There’s one last step that may be required once you’ve refreshed your connections. Go back to the Player Library and click Organize and choose ‘Customize navigation pane’.
In the next window, click the drop-down menu and choose ‘Other Libraries’. Next, check the boxes next to ‘Show Other Libraries’ and the box next to the name of your remote host. Click OK when you’re done.
Step 3: Playing Songs from your Windows Media Player 12 library via the Internet
Now, you’re remote hosts media library should show up in your Navigation Pane just like your local library. Scroll down until you see the name of you remote hosts and expand it. Navigate the remote library and choose a song and play it just like normal. If you’re still a bit rusty on navigating Windows Media Player 12 and playing songs, check out our other tutorial, How to Play Music in Windows Media Player 12.
Troubleshooting: Port Forwarding – What to Do in Case of Issues

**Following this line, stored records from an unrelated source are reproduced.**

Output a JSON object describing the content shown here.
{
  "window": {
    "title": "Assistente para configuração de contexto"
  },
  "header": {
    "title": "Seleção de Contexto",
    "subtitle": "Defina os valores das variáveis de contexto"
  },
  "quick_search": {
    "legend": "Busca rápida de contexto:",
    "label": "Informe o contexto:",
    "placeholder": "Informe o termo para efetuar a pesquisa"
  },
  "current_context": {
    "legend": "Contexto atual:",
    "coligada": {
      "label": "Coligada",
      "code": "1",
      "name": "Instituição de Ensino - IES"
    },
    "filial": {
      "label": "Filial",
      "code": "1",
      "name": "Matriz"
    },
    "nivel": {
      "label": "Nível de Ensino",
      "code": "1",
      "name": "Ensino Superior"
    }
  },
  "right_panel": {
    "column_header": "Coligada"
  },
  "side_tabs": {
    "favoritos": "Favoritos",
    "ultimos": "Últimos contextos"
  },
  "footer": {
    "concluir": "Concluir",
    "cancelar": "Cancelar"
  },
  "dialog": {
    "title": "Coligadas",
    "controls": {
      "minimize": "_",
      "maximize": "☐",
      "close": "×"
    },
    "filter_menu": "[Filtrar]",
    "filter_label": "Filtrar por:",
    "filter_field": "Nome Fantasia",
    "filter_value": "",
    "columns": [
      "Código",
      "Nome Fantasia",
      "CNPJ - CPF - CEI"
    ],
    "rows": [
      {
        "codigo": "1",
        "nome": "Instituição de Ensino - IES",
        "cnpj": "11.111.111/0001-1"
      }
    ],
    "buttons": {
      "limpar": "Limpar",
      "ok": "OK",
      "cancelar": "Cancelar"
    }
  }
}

If you’re still having trouble accessing your home media library via the Internet, you may need to set up port forwarding on your remote host. This process varies from computer-to-computer and the directions will be different for each brand and model of router. The definitive guide for port forwarding for nearly every router under the sun is PortForward.com.
However, before you go, there is some information in Windows Media Player 12 that will help you with the tutorials over at Portforward.com. Go back into ‘Diagnose connections’ and click ‘Port forwarding information’.
In the next screen, you’ll see a list of all the ports you’ll have to open up in order to make this all work. Write these down and apply them to the instructions you’ll find over at Portforward.com.
With Windows Media Player 12, you can share your media library via the Internet, giving you immediate access to all of your songs, videos and photos from any computer that runs Windows 7 and has Internet access. Of course, as you can imagine, this does pose a moderate security threat, but with the help of a linked Online ID, you can hinder the efforts of unauthorized users and hackers.
If you want to share libraries over your home network, you can do this as well and it’s a bit easier and more secure. Stay tuned for a step-by-step tutorial on how to achieve this more secure, faster method of sharing media between Windows 7 machines. For now, why not check out some of our other great Windows 7 tutorials below.